[Stored dataset items]

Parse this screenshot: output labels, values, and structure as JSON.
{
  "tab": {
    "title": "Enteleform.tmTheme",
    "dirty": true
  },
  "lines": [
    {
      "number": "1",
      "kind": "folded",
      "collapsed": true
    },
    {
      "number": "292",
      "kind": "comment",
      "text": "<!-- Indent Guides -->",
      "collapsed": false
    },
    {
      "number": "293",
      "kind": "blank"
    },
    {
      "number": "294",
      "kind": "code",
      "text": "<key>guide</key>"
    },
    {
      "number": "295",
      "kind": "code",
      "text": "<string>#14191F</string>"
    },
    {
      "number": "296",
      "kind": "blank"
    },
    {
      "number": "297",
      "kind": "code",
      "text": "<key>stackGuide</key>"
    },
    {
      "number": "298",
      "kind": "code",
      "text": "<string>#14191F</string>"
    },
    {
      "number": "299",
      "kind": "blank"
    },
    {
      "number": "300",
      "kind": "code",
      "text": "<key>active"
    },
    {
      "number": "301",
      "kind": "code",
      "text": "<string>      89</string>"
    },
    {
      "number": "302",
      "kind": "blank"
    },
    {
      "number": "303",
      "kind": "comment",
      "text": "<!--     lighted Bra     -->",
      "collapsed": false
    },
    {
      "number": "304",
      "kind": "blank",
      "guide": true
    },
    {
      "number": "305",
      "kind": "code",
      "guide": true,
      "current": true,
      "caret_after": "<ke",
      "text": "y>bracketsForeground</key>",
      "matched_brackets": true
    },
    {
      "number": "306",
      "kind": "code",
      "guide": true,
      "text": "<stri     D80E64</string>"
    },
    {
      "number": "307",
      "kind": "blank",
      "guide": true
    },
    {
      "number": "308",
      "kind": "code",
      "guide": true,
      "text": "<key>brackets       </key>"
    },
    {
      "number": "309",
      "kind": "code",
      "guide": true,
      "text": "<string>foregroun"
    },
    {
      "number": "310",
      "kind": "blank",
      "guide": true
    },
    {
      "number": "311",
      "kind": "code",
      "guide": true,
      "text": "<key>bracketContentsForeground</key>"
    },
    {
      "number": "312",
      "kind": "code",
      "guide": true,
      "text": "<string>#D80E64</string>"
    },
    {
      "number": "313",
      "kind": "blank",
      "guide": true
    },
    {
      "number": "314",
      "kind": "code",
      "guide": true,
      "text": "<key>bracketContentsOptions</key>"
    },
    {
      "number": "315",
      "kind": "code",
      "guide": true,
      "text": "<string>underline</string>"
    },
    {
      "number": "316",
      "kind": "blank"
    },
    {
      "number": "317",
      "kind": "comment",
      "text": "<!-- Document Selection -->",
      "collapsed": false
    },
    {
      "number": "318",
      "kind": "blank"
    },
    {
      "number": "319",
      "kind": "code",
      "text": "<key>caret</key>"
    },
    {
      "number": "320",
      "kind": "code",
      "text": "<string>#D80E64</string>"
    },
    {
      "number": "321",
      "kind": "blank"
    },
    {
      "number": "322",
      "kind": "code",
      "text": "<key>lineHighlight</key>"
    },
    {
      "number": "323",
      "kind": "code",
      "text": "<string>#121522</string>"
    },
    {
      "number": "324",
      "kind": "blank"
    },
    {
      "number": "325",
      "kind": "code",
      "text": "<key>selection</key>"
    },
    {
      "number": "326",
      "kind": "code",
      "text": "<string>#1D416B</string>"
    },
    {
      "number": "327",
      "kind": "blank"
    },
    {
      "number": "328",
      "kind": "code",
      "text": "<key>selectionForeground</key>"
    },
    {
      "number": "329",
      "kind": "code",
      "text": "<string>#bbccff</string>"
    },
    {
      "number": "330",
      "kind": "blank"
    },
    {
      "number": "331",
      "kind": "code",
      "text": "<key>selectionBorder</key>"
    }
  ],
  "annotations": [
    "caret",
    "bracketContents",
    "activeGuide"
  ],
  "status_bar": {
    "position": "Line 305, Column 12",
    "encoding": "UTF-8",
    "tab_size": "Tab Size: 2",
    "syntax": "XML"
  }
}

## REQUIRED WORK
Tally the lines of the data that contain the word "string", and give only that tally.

## ANSWER SPACE
11